== MATERIAL TO PROCESS ==
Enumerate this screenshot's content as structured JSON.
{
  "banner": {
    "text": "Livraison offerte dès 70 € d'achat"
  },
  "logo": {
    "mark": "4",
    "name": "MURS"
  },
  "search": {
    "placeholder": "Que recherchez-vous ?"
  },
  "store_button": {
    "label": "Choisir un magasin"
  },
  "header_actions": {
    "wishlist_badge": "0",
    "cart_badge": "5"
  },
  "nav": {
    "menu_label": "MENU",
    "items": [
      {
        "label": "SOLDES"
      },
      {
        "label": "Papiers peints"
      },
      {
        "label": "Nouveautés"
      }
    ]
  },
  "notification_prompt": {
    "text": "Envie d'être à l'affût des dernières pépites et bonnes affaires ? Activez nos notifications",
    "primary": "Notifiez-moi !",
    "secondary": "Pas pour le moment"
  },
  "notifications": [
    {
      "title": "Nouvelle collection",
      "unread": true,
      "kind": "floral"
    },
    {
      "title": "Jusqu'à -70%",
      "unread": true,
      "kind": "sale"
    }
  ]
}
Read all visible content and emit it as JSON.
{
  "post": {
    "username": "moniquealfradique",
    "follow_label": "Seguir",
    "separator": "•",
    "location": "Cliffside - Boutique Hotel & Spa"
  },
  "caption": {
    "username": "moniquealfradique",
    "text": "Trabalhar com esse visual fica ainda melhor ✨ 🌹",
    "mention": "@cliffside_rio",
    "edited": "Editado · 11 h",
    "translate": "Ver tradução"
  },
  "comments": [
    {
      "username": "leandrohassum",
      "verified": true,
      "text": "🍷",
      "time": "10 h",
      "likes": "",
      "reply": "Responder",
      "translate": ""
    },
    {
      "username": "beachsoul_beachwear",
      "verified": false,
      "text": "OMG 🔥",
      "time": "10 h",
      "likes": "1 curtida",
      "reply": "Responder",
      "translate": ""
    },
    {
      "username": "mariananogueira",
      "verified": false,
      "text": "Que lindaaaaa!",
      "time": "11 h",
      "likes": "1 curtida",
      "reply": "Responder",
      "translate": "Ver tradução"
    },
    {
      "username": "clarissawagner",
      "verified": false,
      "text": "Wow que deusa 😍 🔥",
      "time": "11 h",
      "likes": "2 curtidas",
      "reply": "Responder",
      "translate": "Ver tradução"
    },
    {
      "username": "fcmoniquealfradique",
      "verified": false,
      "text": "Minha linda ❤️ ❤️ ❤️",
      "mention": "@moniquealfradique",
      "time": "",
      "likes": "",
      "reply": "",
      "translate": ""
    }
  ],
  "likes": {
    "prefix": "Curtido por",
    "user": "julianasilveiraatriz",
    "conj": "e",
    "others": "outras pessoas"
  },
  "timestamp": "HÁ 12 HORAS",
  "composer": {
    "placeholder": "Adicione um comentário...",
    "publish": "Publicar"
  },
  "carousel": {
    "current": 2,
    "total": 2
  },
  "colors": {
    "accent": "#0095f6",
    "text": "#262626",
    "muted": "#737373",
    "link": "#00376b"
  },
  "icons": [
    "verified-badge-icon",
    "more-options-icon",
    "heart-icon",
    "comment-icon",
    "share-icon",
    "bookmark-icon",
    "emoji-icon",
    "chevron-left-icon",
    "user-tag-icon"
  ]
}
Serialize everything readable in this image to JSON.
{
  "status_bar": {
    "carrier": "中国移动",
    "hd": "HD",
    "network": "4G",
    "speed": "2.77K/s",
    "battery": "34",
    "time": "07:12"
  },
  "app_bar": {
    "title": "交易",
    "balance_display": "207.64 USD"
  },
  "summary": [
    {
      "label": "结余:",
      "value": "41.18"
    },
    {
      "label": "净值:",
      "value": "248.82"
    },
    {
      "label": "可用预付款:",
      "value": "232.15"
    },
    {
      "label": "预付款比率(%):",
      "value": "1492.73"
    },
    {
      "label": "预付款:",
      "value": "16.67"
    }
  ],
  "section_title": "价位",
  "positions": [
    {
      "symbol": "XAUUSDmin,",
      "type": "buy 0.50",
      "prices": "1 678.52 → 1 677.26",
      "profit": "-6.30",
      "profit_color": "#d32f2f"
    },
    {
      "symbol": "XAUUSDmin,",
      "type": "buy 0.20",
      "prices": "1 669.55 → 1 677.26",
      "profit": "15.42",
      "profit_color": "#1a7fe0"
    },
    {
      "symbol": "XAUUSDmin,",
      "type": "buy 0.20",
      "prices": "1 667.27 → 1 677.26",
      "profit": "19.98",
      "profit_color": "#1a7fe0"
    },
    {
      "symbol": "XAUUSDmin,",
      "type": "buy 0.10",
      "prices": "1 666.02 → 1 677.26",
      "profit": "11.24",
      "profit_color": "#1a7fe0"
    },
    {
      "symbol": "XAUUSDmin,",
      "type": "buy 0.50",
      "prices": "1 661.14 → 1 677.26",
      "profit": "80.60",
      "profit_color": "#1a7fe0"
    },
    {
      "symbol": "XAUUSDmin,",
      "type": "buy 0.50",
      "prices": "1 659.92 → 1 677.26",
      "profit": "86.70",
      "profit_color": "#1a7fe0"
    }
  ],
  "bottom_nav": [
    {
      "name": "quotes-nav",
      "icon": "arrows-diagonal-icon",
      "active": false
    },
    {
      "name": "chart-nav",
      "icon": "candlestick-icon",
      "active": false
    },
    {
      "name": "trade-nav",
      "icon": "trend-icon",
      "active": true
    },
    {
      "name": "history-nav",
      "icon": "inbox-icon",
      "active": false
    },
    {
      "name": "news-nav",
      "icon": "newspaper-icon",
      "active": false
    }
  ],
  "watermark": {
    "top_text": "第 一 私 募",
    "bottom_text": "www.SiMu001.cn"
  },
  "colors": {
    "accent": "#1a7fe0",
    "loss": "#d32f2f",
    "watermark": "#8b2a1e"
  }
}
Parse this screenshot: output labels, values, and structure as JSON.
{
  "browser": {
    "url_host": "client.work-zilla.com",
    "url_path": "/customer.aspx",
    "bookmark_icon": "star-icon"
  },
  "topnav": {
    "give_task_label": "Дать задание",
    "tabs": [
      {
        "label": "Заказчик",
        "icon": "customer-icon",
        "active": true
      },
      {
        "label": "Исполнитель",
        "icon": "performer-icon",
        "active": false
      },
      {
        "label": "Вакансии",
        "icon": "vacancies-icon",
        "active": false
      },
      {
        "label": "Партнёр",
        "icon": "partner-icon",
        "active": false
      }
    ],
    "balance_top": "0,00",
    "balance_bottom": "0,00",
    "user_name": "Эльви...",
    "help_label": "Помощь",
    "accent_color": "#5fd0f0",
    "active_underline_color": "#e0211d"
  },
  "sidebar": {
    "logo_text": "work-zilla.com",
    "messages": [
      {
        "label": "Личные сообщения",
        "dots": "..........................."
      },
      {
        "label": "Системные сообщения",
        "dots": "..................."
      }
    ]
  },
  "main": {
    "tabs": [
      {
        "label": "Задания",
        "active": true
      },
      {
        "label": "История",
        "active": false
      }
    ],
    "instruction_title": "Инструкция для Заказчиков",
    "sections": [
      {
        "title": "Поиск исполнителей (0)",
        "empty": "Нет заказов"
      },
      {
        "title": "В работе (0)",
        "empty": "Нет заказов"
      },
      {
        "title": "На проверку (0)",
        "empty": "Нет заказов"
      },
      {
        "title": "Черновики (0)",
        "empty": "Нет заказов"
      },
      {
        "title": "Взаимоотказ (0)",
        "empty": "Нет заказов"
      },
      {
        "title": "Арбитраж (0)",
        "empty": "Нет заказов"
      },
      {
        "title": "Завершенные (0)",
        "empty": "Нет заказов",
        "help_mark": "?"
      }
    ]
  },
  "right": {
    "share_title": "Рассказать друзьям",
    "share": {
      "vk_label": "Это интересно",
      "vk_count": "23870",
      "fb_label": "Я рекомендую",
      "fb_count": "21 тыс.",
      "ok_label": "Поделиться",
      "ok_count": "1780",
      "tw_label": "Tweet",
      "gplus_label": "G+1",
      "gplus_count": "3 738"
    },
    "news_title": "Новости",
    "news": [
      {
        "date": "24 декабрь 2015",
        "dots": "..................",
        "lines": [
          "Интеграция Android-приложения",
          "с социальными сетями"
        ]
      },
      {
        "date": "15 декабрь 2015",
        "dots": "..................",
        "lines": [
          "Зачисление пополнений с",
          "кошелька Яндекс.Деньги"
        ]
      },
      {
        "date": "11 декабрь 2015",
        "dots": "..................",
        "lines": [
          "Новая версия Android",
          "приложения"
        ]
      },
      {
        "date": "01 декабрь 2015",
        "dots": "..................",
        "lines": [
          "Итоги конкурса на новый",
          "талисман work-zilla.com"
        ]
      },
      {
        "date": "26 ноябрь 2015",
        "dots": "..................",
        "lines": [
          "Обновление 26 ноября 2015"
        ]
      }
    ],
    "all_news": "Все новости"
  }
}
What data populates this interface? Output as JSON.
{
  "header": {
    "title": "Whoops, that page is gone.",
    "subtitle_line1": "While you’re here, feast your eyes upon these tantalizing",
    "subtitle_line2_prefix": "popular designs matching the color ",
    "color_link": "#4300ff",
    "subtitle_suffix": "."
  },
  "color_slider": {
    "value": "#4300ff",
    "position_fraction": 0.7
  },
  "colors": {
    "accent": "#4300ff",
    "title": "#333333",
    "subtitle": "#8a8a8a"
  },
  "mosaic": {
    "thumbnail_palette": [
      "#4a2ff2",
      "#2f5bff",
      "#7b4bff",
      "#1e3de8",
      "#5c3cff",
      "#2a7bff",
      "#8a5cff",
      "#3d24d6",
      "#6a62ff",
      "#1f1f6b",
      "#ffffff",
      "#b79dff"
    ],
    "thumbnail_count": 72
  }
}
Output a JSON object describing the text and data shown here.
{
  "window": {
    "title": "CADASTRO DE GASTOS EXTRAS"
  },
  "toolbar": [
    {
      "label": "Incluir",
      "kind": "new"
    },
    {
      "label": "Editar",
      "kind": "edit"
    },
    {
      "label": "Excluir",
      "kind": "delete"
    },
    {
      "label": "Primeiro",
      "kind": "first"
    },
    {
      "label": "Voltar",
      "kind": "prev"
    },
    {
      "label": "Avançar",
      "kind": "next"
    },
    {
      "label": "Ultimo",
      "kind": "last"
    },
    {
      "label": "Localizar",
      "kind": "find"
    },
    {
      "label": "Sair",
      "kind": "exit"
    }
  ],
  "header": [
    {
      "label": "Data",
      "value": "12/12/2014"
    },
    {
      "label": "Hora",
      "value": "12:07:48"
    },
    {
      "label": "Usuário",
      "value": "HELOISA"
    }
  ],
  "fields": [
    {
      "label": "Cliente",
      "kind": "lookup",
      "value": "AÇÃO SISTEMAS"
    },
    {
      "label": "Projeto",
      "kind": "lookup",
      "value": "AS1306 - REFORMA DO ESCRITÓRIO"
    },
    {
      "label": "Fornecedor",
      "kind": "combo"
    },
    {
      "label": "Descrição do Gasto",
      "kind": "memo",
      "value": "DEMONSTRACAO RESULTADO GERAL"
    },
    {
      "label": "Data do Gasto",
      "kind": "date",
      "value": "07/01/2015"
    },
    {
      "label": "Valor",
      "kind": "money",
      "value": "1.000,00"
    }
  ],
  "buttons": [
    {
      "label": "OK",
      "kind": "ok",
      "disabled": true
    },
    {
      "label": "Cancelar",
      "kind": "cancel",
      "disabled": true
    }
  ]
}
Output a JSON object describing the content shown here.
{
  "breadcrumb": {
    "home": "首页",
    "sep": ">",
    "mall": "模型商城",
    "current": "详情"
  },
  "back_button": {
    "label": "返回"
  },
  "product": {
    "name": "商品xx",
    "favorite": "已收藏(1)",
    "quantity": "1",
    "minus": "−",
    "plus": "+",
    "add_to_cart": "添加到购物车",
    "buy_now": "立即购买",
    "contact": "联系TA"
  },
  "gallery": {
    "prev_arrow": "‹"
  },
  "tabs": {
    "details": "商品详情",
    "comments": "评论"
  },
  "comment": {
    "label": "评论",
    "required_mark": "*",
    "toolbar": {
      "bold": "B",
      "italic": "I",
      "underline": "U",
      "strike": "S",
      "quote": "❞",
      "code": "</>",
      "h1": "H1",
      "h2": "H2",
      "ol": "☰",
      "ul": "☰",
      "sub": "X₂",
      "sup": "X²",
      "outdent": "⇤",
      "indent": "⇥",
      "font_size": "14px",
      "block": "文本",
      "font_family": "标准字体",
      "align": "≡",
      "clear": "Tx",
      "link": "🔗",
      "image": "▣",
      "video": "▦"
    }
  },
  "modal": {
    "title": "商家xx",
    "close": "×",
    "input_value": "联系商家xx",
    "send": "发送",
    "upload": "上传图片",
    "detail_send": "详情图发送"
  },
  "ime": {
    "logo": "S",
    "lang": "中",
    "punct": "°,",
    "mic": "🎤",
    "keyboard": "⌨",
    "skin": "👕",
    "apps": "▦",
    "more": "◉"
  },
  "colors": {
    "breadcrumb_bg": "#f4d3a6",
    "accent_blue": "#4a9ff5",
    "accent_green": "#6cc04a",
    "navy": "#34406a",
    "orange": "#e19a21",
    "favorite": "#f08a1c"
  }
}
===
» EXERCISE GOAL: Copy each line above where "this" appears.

» THE ANSWER:
Enumerate this screenshot's content as structured JSON.
Serialize everything readable in this image to JSON.
Parse this screenshot: output labels, values, and structure as JSON.
What data populates this interface? Output as JSON.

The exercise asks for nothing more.